What Remodeling Pros Should Definitely Know About “Black Mold”
Black mold can be a common site for pros on the job, especially if you do a lot of remodeling work. Learn more about moldy growths and their health implications here.
What is "black mold"?
According to Moldman USA, a mold removal company, black mold is a term that has been used by the media to describe mold that produces toxins. Mold that produces toxins is scientifically known as Stachybotrys. The toxic particles found in some mold are found in Stachybotrys, but can be found in other mold. Also, the mold is not always black.
"Toxic mold" is not an accurate term
The CDC says that while molds can produce toxins, the molds themselves are not toxin or poisonous. The hazards associated with mycotoxins should be considered the same as common molds, according to the CDC.
Mold comes in many shapes
There are more than 100,000 types of mold and without a test, it’s nearly impossible to recognize a specific type of mold.
Mold can come in many colors
According to Moldman USA, toxic mold can come in several colors and black mold isn't always toxic mold. Plus, the specific type of mold doesn't matter much in the long run—you still have to remove all kinds of mold.
There is no test that proves an association between black mold and health systems
According to the Center for Disease Control and Prevention, there is no test to prove an association between black mold, which is known as stachybotrys chartarum, and health symptoms.
Awareness increased in early '90s
According to a paper written by Berlin D. Nelson, a professor of plant pathology at North Dakota State University, increased awareness of stachybotrys chartarum started in 1993-94 with an unusual outbreak of pulmonary hemorrhage in infants in Cleveland. Researchers found the mold in the homes of the infants, which raised alarm. The babies experienced lung bleeding.
A link between stachybotrys chartarum and the infants health was made, though, papers since have not been as conclusive as to the effect of stachbotrys chartarum on health.
In 2000, the Centers for Disease Control and Prevention published two reports that criticized the study in Cleveland and concluded that an association and acute pulmonary hemorrhage was not proven.
Mold exposure doesn't always mean health problems
Some people will not have any health symptoms if exposed to mold indoors, however, some will, according to the CDC. People who are sensitive to mold may experience nasal stuffiness, eye irritation, wheezing or skin irritation when exposed to mold, the CDC says. Those people exposed to large amounts of mold in work settings may see more severe reactions, like farmers working with moldy hay.
There is a link between indoor mold exposure and respiratory problems
The Institute of Medicine found in 2004 that there is evidence to link respiratory problems to indoor mold exposure. Problems like upper respiratory tract symptoms, cough, wheezing and asthma symptoms.
Decrease exposure to mold
For those sensitive to mold, they are advised to avoid areas where mold is likely to be found, like compost piles, cut grass and wooded areas. Mold growth can be slowed indoors through controlling humidity. Shower areas and cooking areas need to be well-ventilated as well.

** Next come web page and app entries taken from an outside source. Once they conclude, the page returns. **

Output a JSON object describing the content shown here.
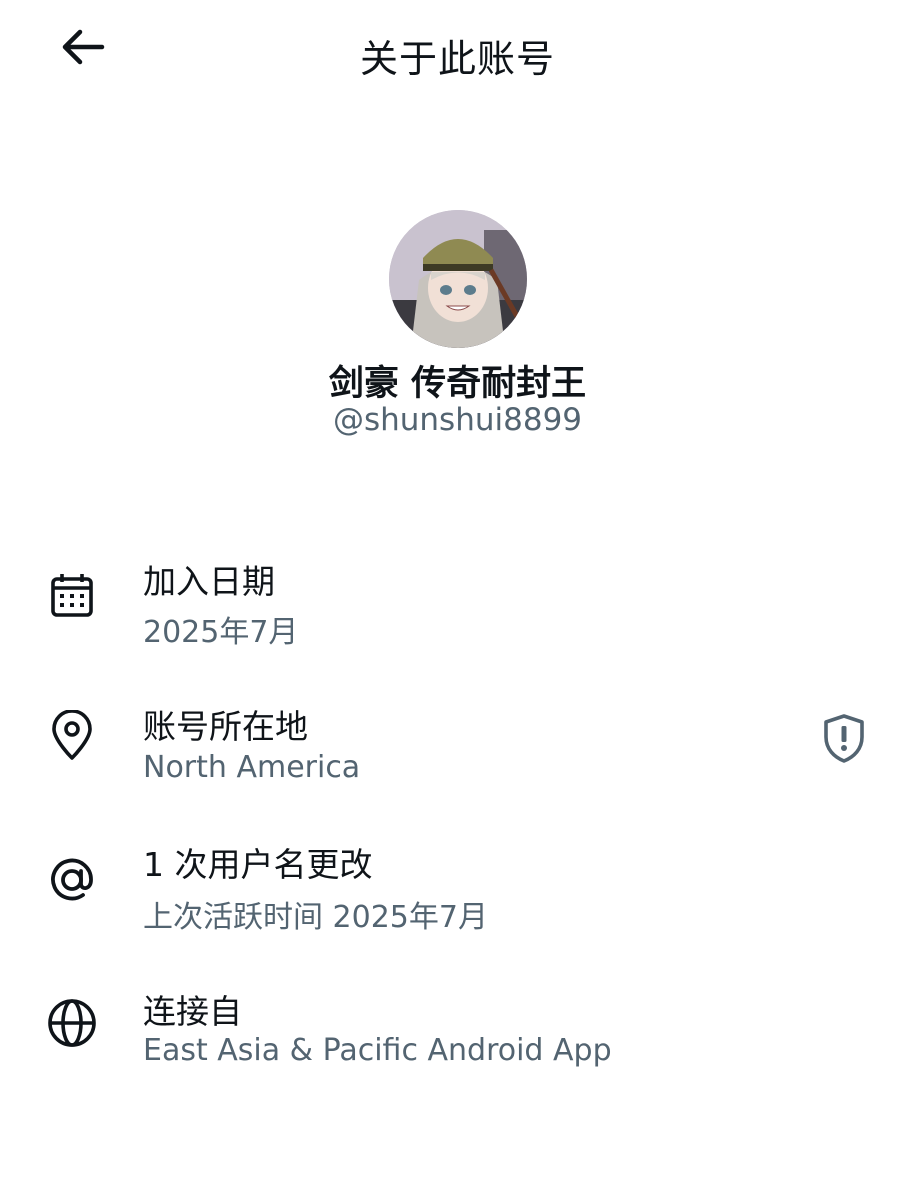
{
  "header": {
    "back_icon": "arrow-left-icon",
    "title": "关于此账号"
  },
  "profile": {
    "display_name": "剑豪 传奇耐封王",
    "handle": "@shunshui8899"
  },
  "rows": [
    {
      "icon": "calendar-icon",
      "label": "加入日期",
      "value": "2025年7月"
    },
    {
      "icon": "location-pin-icon",
      "label": "账号所在地",
      "value": "North America",
      "action_icon": "shield-alert-icon"
    },
    {
      "icon": "at-sign-icon",
      "label": "1 次用户名更改",
      "value": "上次活跃时间 2025年7月"
    },
    {
      "icon": "globe-icon",
      "label": "连接自",
      "value": "East Asia & Pacific Android App"
    }
  ],
  "colors": {
    "primary_text": "#0f1419",
    "secondary_text": "#536471",
    "background": "#ffffff"
  }
}
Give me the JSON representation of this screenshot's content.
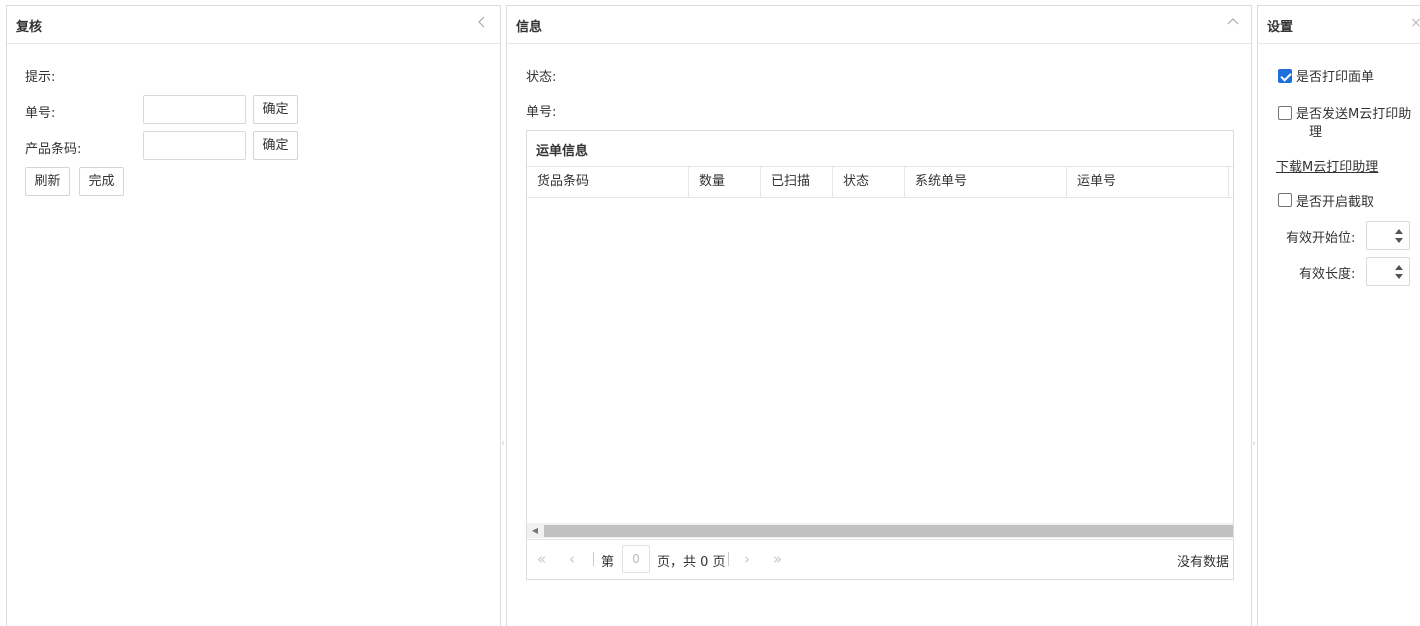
{
  "left_panel": {
    "title": "复核",
    "tip_label": "提示:",
    "order_label": "单号:",
    "barcode_label": "产品条码:",
    "confirm_label": "确定",
    "refresh_label": "刷新",
    "finish_label": "完成"
  },
  "mid_panel": {
    "title": "信息",
    "status_label": "状态:",
    "order_label": "单号:",
    "grid": {
      "title": "运单信息",
      "columns": [
        "货品条码",
        "数量",
        "已扫描",
        "状态",
        "系统单号",
        "运单号"
      ],
      "rows": []
    },
    "pager": {
      "page_prefix": "第",
      "page_value": "0",
      "page_suffix": "页，共 0 页",
      "empty_text": "没有数据"
    }
  },
  "right_panel": {
    "title": "设置",
    "print_sheet": {
      "label": "是否打印面单",
      "checked": true
    },
    "send_cloud": {
      "label_line1": "是否发送M云打印助",
      "label_line2": "理",
      "checked": false
    },
    "download_link": "下载M云打印助理",
    "enable_cut": {
      "label": "是否开启截取",
      "checked": false
    },
    "start_pos_label": "有效开始位:",
    "length_label": "有效长度:"
  },
  "icons": {
    "collapse_left": "chevron-left-icon",
    "collapse_up": "chevron-up-icon",
    "close": "close-icon"
  }
}
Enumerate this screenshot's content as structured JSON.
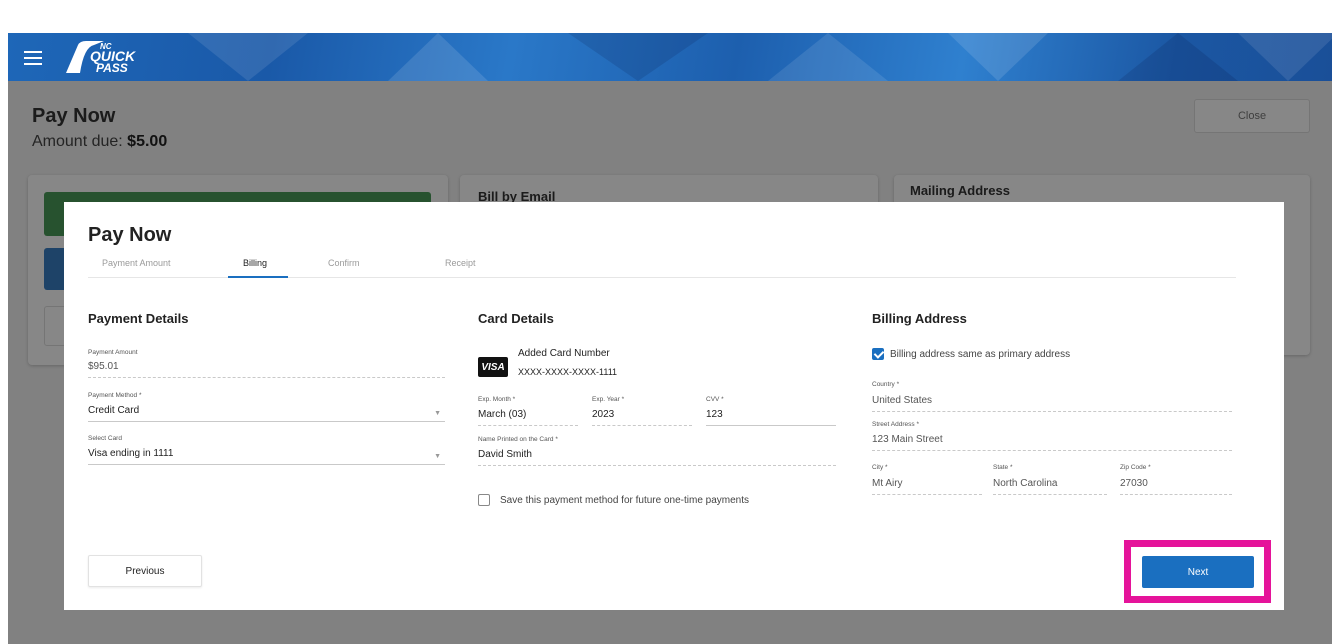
{
  "header": {
    "logo_top": "NC",
    "logo_mid": "QUICK",
    "logo_bottom": "PASS"
  },
  "page": {
    "title": "Pay Now",
    "amount_label": "Amount due: ",
    "amount_value": "$5.00",
    "close_label": "Close"
  },
  "background_cards": {
    "bill_by_email": "Bill by Email",
    "mailing_address": "Mailing Address"
  },
  "modal": {
    "title": "Pay Now",
    "tabs": [
      {
        "label": "Payment Amount"
      },
      {
        "label": "Billing"
      },
      {
        "label": "Confirm"
      },
      {
        "label": "Receipt"
      }
    ],
    "payment_details": {
      "title": "Payment Details",
      "payment_amount_label": "Payment Amount",
      "payment_amount_value": "$95.01",
      "payment_method_label": "Payment Method *",
      "payment_method_value": "Credit Card",
      "select_card_label": "Select Card",
      "select_card_value": "Visa ending in 1111"
    },
    "card_details": {
      "title": "Card Details",
      "brand": "VISA",
      "added_card_label": "Added Card Number",
      "card_number": "XXXX-XXXX-XXXX-1111",
      "exp_month_label": "Exp. Month *",
      "exp_month_value": "March (03)",
      "exp_year_label": "Exp. Year *",
      "exp_year_value": "2023",
      "cvv_label": "CVV *",
      "cvv_value": "123",
      "name_label": "Name Printed on the Card *",
      "name_value": "David Smith",
      "save_method_label": "Save this payment method for future one-time payments"
    },
    "billing_address": {
      "title": "Billing Address",
      "same_as_primary_label": "Billing address same as primary address",
      "country_label": "Country *",
      "country_value": "United States",
      "street_label": "Street Address *",
      "street_value": "123 Main Street",
      "city_label": "City *",
      "city_value": "Mt Airy",
      "state_label": "State *",
      "state_value": "North Carolina",
      "zip_label": "Zip Code *",
      "zip_value": "27030"
    },
    "previous_label": "Previous",
    "next_label": "Next"
  },
  "colors": {
    "accent": "#1a6fc0",
    "highlight": "#e5139a",
    "header": "#1e67b8"
  }
}
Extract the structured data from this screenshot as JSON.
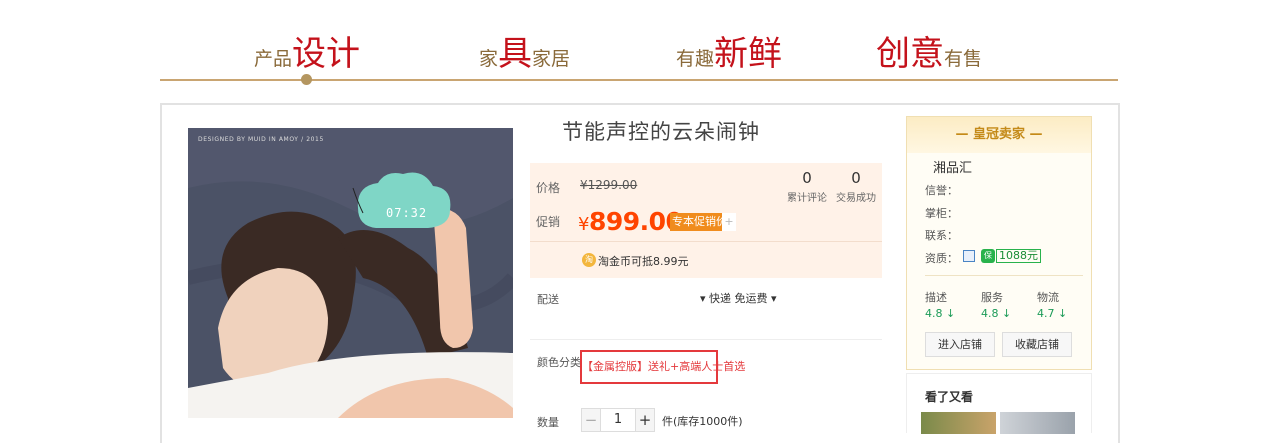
{
  "banner": {
    "slogans": [
      {
        "small": "产品",
        "big": "设计"
      },
      {
        "small1": "家",
        "big": "具",
        "small2": "家居"
      },
      {
        "small": "有趣",
        "big": "新鲜"
      },
      {
        "big": "创意",
        "small": "有售"
      }
    ],
    "colors": {
      "gold": "#c9a572",
      "red": "#c4121b"
    }
  },
  "product": {
    "photo_caption": "DESIGNED BY MUID IN AMOY  /  2015",
    "clock_time": "07:32",
    "title": "节能声控的云朵闹钟",
    "price_label": "价格",
    "original_price": "¥1299.00",
    "promo_label": "促销",
    "currency": "¥",
    "promo_price": "899.00",
    "promo_tag": "专本促销价",
    "promo_more": "+",
    "stats": [
      {
        "value": "0",
        "label": "累计评论"
      },
      {
        "value": "0",
        "label": "交易成功"
      }
    ],
    "coin_icon": "淘",
    "coin_text": "淘金币可抵8.99元",
    "delivery_label": "配送",
    "delivery_value": "▾  快递 免运费 ▾",
    "color_label": "颜色分类",
    "sku_option": "【金属控版】送礼+高端人士首选",
    "quantity_label": "数量",
    "quantity": "1",
    "minus": "−",
    "plus": "+",
    "stock_text": "件(库存1000件)",
    "colors": {
      "price": "#ff4400",
      "promo_tag": "#f08c1d",
      "sku_border": "#e4393c"
    }
  },
  "seller": {
    "header": "— 皇冠卖家 —",
    "shop_name": "湘品汇",
    "info": {
      "reputation": "信誉：",
      "owner": "掌柜：",
      "contact": "联系：",
      "qualification": "资质："
    },
    "deposit": "1088元",
    "coin_icon": "保",
    "scores": [
      {
        "label": "描述",
        "value": "4.8 ↓"
      },
      {
        "label": "服务",
        "value": "4.8 ↓"
      },
      {
        "label": "物流",
        "value": "4.7 ↓"
      }
    ],
    "enter_shop": "进入店铺",
    "fav_shop": "收藏店铺",
    "also_viewed": "看了又看",
    "colors": {
      "score": "#1c9b58",
      "header": "#c48a18"
    }
  }
}
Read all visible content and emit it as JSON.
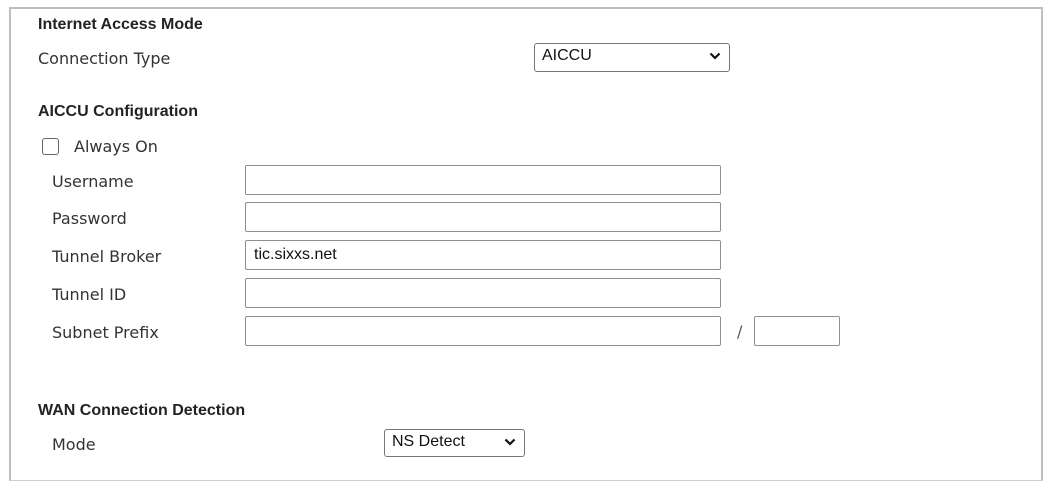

Mold can be removed with soap and water or with a bleach solution of no more than 1 cup of laundry bleach in 1 gallon of water. Soap and water is the better of the two options because the mixture contains surfactants, which will help to actively remove mold. Bleach doesn't have that property.